Stored records
○ ○ ○ ○ ○
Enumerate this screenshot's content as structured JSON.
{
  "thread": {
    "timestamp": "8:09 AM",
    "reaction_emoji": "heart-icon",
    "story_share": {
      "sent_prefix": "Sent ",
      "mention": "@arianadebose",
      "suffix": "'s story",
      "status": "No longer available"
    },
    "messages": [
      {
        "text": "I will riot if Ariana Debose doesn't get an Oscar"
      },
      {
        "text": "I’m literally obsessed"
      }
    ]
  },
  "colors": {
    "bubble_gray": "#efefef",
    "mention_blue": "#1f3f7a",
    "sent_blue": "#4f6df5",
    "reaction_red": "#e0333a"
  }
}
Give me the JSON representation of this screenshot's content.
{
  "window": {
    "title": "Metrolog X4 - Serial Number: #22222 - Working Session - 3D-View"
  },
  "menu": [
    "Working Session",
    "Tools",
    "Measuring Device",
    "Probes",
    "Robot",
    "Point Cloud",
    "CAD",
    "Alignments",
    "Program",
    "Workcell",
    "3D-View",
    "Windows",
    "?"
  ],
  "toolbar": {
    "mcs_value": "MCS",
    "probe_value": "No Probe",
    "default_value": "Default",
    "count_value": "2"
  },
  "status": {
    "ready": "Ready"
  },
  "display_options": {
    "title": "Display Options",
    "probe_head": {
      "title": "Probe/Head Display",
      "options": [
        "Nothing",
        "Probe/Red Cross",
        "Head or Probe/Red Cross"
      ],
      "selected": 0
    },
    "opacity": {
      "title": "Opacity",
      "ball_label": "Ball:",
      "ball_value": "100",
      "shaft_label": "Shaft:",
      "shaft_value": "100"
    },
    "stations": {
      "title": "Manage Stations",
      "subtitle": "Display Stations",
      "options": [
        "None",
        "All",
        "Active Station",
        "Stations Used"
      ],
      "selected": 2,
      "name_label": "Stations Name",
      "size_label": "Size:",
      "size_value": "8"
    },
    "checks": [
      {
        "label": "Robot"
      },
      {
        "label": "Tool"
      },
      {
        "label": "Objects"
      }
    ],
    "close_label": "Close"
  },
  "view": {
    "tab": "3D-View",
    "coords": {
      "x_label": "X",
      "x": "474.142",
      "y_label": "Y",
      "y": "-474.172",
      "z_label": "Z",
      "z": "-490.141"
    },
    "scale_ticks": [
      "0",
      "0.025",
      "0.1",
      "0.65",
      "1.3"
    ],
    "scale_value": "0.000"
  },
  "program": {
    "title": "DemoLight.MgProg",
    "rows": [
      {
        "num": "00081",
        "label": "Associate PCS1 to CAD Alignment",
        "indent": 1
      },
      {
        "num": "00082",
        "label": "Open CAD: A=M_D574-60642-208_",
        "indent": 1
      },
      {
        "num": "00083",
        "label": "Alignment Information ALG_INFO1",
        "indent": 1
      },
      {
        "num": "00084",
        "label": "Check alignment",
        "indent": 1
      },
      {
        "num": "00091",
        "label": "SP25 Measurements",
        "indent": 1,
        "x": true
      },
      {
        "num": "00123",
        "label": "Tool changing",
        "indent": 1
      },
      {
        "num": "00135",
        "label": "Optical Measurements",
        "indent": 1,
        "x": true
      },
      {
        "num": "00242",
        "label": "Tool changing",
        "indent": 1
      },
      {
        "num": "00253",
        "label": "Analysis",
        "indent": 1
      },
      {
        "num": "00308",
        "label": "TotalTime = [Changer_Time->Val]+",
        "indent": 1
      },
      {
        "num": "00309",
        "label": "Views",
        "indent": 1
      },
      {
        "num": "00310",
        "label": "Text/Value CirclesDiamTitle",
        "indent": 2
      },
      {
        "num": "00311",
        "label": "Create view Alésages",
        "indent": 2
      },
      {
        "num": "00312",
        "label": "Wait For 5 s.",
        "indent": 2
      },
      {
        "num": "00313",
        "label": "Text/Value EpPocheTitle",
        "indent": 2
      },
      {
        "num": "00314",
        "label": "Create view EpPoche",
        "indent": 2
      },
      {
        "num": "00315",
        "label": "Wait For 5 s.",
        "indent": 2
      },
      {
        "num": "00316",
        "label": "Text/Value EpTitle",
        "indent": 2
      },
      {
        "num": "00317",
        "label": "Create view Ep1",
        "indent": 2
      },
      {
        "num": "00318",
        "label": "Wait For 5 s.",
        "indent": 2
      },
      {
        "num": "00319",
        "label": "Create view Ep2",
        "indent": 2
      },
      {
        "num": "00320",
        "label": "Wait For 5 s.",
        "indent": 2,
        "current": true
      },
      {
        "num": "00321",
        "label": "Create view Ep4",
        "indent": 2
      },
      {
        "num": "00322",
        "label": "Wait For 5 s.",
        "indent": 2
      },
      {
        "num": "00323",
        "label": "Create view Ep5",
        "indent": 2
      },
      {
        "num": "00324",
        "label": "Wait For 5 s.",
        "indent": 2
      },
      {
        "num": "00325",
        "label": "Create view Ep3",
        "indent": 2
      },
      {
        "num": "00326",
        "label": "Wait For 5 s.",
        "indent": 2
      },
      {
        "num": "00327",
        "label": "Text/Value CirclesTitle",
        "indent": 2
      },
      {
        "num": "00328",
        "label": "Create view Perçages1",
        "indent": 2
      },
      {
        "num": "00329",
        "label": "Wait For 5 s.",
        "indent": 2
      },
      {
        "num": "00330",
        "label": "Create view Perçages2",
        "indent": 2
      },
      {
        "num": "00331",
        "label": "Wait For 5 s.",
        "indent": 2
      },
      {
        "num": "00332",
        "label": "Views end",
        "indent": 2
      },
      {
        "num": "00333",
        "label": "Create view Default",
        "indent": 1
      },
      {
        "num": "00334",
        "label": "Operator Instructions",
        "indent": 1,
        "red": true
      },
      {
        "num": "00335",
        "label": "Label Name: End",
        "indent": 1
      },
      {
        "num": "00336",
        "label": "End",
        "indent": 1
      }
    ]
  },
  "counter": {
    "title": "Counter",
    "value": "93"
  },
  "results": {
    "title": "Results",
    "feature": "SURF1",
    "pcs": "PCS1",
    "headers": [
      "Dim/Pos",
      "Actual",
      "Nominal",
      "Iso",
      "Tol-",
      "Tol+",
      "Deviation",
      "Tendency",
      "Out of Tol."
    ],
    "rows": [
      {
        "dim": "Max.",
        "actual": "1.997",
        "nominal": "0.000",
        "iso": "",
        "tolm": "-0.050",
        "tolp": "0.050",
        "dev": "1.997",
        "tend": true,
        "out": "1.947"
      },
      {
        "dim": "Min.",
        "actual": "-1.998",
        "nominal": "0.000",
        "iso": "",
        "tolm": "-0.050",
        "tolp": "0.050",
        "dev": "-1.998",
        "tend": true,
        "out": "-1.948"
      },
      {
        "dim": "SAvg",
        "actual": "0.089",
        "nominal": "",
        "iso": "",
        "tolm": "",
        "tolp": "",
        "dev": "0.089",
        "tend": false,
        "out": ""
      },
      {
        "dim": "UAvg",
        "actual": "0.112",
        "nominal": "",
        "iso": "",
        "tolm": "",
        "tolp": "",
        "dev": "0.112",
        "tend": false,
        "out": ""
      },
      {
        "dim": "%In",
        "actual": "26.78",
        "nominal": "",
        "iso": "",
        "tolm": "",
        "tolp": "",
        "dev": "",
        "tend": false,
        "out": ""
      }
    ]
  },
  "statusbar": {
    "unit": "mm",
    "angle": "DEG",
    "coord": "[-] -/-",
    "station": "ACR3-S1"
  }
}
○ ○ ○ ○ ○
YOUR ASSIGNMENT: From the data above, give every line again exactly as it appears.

SOLUTION TO THIS PROBLEM:
Enumerate this screenshot's content as structured JSON.
{
  "thread": {
    "timestamp": "8:09 AM",
    "reaction_emoji": "heart-icon",
    "story_share": {
      "sent_prefix": "Sent ",
      "mention": "@arianadebose",
      "suffix": "'s story",
      "status": "No longer available"
    },
    "messages": [
      {
        "text": "I will riot if Ariana Debose doesn't get an Oscar"
      },
      {
        "text": "I’m literally obsessed"
      }
    ]
  },
  "colors": {
    "bubble_gray": "#efefef",
    "mention_blue": "#1f3f7a",
    "sent_blue": "#4f6df5",
    "reaction_red": "#e0333a"
  }
}
Give me the JSON representation of this screenshot's content.
{
  "window": {
    "title": "Metrolog X4 - Serial Number: #22222 - Working Session - 3D-View"
  },
  "menu": [
    "Working Session",
    "Tools",
    "Measuring Device",
    "Probes",
    "Robot",
    "Point Cloud",
    "CAD",
    "Alignments",
    "Program",
    "Workcell",
    "3D-View",
    "Windows",
    "?"
  ],
  "toolbar": {
    "mcs_value": "MCS",
    "probe_value": "No Probe",
    "default_value": "Default",
    "count_value": "2"
  },
  "status": {
    "ready": "Ready"
  },
  "display_options": {
    "title": "Display Options",
    "probe_head": {
      "title": "Probe/Head Display",
      "options": [
        "Nothing",
        "Probe/Red Cross",
        "Head or Probe/Red Cross"
      ],
      "selected": 0
    },
    "opacity": {
      "title": "Opacity",
      "ball_label": "Ball:",
      "ball_value": "100",
      "shaft_label": "Shaft:",
      "shaft_value": "100"
    },
    "stations": {
      "title": "Manage Stations",
      "subtitle": "Display Stations",
      "options": [
        "None",
        "All",
        "Active Station",
        "Stations Used"
      ],
      "selected": 2,
      "name_label": "Stations Name",
      "size_label": "Size:",
      "size_value": "8"
    },
    "checks": [
      {
        "label": "Robot"
      },
      {
        "label": "Tool"
      },
      {
        "label": "Objects"
      }
    ],
    "close_label": "Close"
  },
  "view": {
    "tab": "3D-View",
    "coords": {
      "x_label": "X",
      "x": "474.142",
      "y_label": "Y",
      "y": "-474.172",
      "z_label": "Z",
      "z": "-490.141"
    },
    "scale_ticks": [
      "0",
      "0.025",
      "0.1",
      "0.65",
      "1.3"
    ],
    "scale_value": "0.000"
  },
  "program": {
    "title": "DemoLight.MgProg",
    "rows": [
      {
        "num": "00081",
        "label": "Associate PCS1 to CAD Alignment",
        "indent": 1
      },
      {
        "num": "00082",
        "label": "Open CAD: A=M_D574-60642-208_",
        "indent": 1
      },
      {
        "num": "00083",
        "label": "Alignment Information ALG_INFO1",
        "indent": 1
      },
      {
        "num": "00084",
        "label": "Check alignment",
        "indent": 1
      },
      {
        "num": "00091",
        "label": "SP25 Measurements",
        "indent": 1,
        "x": true
      },
      {
        "num": "00123",
        "label": "Tool changing",
        "indent": 1
      },
      {
        "num": "00135",
        "label": "Optical Measurements",
        "indent": 1,
        "x": true
      },
      {
        "num": "00242",
        "label": "Tool changing",
        "indent": 1
      },
      {
        "num": "00253",
        "label": "Analysis",
        "indent": 1
      },
      {
        "num": "00308",
        "label": "TotalTime = [Changer_Time->Val]+",
        "indent": 1
      },
      {
        "num": "00309",
        "label": "Views",
        "indent": 1
      },
      {
        "num": "00310",
        "label": "Text/Value CirclesDiamTitle",
        "indent": 2
      },
      {
        "num": "00311",
        "label": "Create view Alésages",
        "indent": 2
      },
      {
        "num": "00312",
        "label": "Wait For 5 s.",
        "indent": 2
      },
      {
        "num": "00313",
        "label": "Text/Value EpPocheTitle",
        "indent": 2
      },
      {
        "num": "00314",
        "label": "Create view EpPoche",
        "indent": 2
      },
      {
        "num": "00315",
        "label": "Wait For 5 s.",
        "indent": 2
      },
      {
        "num": "00316",
        "label": "Text/Value EpTitle",
        "indent": 2
      },
      {
        "num": "00317",
        "label": "Create view Ep1",
        "indent": 2
      },
      {
        "num": "00318",
        "label": "Wait For 5 s.",
        "indent": 2
      },
      {
        "num": "00319",
        "label": "Create view Ep2",
        "indent": 2
      },
      {
        "num": "00320",
        "label": "Wait For 5 s.",
        "indent": 2,
        "current": true
      },
      {
        "num": "00321",
        "label": "Create view Ep4",
        "indent": 2
      },
      {
        "num": "00322",
        "label": "Wait For 5 s.",
        "indent": 2
      },
      {
        "num": "00323",
        "label": "Create view Ep5",
        "indent": 2
      },
      {
        "num": "00324",
        "label": "Wait For 5 s.",
        "indent": 2
      },
      {
        "num": "00325",
        "label": "Create view Ep3",
        "indent": 2
      },
      {
        "num": "00326",
        "label": "Wait For 5 s.",
        "indent": 2
      },
      {
        "num": "00327",
        "label": "Text/Value CirclesTitle",
        "indent": 2
      },
      {
        "num": "00328",
        "label": "Create view Perçages1",
        "indent": 2
      },
      {
        "num": "00329",
        "label": "Wait For 5 s.",
        "indent": 2
      },
      {
        "num": "00330",
        "label": "Create view Perçages2",
        "indent": 2
      },
      {
        "num": "00331",
        "label": "Wait For 5 s.",
        "indent": 2
      },
      {
        "num": "00332",
        "label": "Views end",
        "indent": 2
      },
      {
        "num": "00333",
        "label": "Create view Default",
        "indent": 1
      },
      {
        "num": "00334",
        "label": "Operator Instructions",
        "indent": 1,
        "red": true
      },
      {
        "num": "00335",
        "label": "Label Name: End",
        "indent": 1
      },
      {
        "num": "00336",
        "label": "End",
        "indent": 1
      }
    ]
  },
  "counter": {
    "title": "Counter",
    "value": "93"
  },
  "results": {
    "title": "Results",
    "feature": "SURF1",
    "pcs": "PCS1",
    "headers": [
      "Dim/Pos",
      "Actual",
      "Nominal",
      "Iso",
      "Tol-",
      "Tol+",
      "Deviation",
      "Tendency",
      "Out of Tol."
    ],
    "rows": [
      {
        "dim": "Max.",
        "actual": "1.997",
        "nominal": "0.000",
        "iso": "",
        "tolm": "-0.050",
        "tolp": "0.050",
        "dev": "1.997",
        "tend": true,
        "out": "1.947"
      },
      {
        "dim": "Min.",
        "actual": "-1.998",
        "nominal": "0.000",
        "iso": "",
        "tolm": "-0.050",
        "tolp": "0.050",
        "dev": "-1.998",
        "tend": true,
        "out": "-1.948"
      },
      {
        "dim": "SAvg",
        "actual": "0.089",
        "nominal": "",
        "iso": "",
        "tolm": "",
        "tolp": "",
        "dev": "0.089",
        "tend": false,
        "out": ""
      },
      {
        "dim": "UAvg",
        "actual": "0.112",
        "nominal": "",
        "iso": "",
        "tolm": "",
        "tolp": "",
        "dev": "0.112",
        "tend": false,
        "out": ""
      },
      {
        "dim": "%In",
        "actual": "26.78",
        "nominal": "",
        "iso": "",
        "tolm": "",
        "tolp": "",
        "dev": "",
        "tend": false,
        "out": ""
      }
    ]
  },
  "statusbar": {
    "unit": "mm",
    "angle": "DEG",
    "coord": "[-] -/-",
    "station": "ACR3-S1"
  }
}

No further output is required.